(Data extracted from a collection)
[Start of Attachment]

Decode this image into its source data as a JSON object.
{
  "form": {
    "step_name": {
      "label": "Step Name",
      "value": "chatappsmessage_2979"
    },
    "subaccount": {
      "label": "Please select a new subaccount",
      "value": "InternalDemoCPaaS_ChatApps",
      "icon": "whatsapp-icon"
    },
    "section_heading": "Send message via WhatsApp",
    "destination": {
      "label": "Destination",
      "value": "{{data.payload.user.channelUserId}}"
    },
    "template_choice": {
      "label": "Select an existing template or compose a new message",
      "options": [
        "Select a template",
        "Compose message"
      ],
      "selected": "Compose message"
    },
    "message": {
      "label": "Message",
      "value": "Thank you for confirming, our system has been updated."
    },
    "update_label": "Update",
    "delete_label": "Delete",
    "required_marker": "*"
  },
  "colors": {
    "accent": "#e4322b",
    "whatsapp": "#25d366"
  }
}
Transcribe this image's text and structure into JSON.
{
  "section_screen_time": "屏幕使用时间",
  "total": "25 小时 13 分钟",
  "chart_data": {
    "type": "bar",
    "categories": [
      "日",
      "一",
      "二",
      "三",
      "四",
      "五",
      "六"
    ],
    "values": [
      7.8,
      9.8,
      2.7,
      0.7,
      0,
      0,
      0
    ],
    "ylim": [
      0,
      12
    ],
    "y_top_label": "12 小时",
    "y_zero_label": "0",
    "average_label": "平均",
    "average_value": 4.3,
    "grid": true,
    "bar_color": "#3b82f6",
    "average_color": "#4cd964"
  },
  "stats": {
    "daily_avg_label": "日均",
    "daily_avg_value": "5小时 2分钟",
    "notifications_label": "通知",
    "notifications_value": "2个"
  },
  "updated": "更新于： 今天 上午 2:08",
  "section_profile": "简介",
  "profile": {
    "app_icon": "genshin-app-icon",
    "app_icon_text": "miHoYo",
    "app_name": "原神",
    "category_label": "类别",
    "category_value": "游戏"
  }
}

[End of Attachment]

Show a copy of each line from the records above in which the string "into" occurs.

SOLUTION TO THIS EXERCISE:
Decode this image into its source data as a JSON object.
Transcribe this image's text and structure into JSON.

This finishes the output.